Outside Clemson, the conversation is often simpler. Players deserve to be paid. Open and shut. Even Big Ten commissioner Kevin Warren seems to be leaning that way lately. And so all of Swinney’s caveats are met with incredulity.
Inside the walls of Clemson’s football facility, however, his message resonates.
“He has no problem taking the heat,” defensive end K.J. Henry said. “The love he has for his players, the way he just wants everyone to be successful — he talks about it, but to be a part of it is something no one else will ever understand.”
UIAGALELEI WAS SEATED on a stage, just to Swinney’s right, after the 2021 Cheez-It Bowl. Clemson wasn’t supposed to be here but the offense struggled, and Uiagalelei struggled, and so the Tigers missed the College Football Playoff for the first time since 2014. Still, they’d finished on a high note, winners of six straight, and Swinney chalked up a lot of that success to how his QB handled an onslaught of criticism throughout his first year as the starter.
“This guy has the heart of a champion,” Swinney said, sounding as if he was holding back tears. “He’s been in a frying pan all season, and I’ve been right there with him. And he never flinched.”
Ah, that frying pan. Swinney lives in it. Uiagalelei was just trying to survive.
“I’ve said to him,” Uiagalelei said, “‘Man, I just don’t know how you do it. You’ve got people coming at you all the time.'”
There was someone coming for Uiagalelei, too. Clemson welcomed a hot-shot recruit — blue-chipper Cade Klubnik — onto campus this spring, and yet Swinney’s support for the incumbent never wavered. Uiagalelei was his guy, Clemson’s starter. No debate.
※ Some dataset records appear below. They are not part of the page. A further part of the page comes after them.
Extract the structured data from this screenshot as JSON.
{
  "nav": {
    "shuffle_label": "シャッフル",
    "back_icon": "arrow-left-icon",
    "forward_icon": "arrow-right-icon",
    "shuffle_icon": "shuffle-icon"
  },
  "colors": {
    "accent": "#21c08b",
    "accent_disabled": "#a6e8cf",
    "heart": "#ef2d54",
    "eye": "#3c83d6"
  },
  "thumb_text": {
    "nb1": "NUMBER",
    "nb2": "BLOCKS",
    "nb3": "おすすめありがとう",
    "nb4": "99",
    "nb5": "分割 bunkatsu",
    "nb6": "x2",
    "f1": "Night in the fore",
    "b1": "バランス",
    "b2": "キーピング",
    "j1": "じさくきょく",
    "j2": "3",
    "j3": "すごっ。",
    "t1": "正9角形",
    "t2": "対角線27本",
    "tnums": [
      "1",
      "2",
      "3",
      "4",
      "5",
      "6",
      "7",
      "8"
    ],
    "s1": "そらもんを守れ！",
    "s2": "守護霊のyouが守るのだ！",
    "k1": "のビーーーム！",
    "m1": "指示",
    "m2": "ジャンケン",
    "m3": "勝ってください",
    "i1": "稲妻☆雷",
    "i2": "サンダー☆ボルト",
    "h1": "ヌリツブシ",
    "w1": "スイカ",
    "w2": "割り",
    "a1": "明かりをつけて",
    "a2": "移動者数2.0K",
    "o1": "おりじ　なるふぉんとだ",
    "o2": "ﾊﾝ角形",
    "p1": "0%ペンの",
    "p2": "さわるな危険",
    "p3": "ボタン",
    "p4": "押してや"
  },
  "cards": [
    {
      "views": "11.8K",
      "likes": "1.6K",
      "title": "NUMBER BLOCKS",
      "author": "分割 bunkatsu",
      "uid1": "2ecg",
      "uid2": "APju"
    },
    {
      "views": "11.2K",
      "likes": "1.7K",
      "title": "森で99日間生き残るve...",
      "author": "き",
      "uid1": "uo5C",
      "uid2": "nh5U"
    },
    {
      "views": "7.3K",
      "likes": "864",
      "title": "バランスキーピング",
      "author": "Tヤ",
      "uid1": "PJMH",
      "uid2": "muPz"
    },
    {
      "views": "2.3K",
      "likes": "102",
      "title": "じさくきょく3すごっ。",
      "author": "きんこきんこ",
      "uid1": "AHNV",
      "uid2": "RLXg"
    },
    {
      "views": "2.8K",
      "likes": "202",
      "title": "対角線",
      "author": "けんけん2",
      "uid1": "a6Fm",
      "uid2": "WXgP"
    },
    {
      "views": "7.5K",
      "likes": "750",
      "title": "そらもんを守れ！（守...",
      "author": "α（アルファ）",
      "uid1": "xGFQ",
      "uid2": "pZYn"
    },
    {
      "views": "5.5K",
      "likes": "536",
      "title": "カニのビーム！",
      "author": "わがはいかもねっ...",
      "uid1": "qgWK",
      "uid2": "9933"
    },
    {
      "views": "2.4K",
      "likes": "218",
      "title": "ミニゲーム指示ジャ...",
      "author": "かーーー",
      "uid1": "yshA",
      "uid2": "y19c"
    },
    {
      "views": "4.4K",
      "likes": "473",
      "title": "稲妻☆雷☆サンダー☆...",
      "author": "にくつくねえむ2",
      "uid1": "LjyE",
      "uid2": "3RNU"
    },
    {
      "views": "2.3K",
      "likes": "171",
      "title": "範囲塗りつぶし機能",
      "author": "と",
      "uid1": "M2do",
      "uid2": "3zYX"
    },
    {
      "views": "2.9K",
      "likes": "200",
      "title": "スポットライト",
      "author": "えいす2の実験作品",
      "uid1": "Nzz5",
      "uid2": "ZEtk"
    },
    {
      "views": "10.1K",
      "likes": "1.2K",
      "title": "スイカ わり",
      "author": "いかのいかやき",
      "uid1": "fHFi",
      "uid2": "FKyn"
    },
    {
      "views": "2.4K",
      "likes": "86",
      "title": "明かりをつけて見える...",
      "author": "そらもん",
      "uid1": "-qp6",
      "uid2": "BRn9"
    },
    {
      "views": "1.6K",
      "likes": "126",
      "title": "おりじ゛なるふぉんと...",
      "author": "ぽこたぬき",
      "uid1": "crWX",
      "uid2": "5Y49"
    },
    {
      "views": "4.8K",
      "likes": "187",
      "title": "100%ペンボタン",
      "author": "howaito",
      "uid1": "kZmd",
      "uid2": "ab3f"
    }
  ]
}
Nine months later, Uiagalelei is still replaying that speech in his head because, after a fraught year of on- and off-field turmoil, it was exactly what he needed to hear.
“It means everything,” Uiagalelei said. “He’s been a father figure to me, and for him to go out there and say that publicly, on the record, it’s been amazing.”
It’s the duality of Swinney’s unrelenting optimism — never a down day, as Wingo said — that’s both endearing for his players and coaches and yet, in moments like the Floyd protests or COVID-19 shutdowns, fodder for those who feel he’s dismissive of serious problems. Ultimately, Swinney is probably incapable of approaching the world in any other way.
“I know my purpose in life,” he said. “It’s hard to stay somewhere 20 years if you’re a bad person. I’ve known my wife since first grade. I was in Tuscaloosa for 13 years. I’ve been at Clemson for 20. I know who I am. I’m purpose-driven, so I don’t worry about any of that other stuff. I’ve got thick skin, and I’m focused on what I can control.”
Swinney likes to have his players find a word that defines their season — a mantra of sorts, that provides a through line between the hard times and the end goal. This year, Uiagalelei came up with “Roll the dice.” The idea, Uiagalelei said, is to take a chance on himself, to tune out all the noise telling him something can’t be done and to wager that it can.
It’s an apt metaphor for Swinney’s season, too.
No transfers. No outside hires. No need to reinvent himself. Swinney is betting big on the same blueprint that brought him here.
“Everything we need, we already had here,” Henry said. “Coach Swinney, he sees it before we ever could.”
Swinney’s feet are planted, even as the rest of the world whizzes past in frenetic upheaval. It wouldn’t be fair to suggest Clemson’s 2022 season is about anything more than this particular team’s success or failure, but Swinney’s image has always existed in a space beyond the wins and losses. And so this year, too, carries with it a larger context, one that will either arm Swinney with all the “I told you so” ammunition he needs to fend off his critics or will stoke the embers of a new chorus of Dabo haters.
So, he’ll roll the dice, and he likes his odds.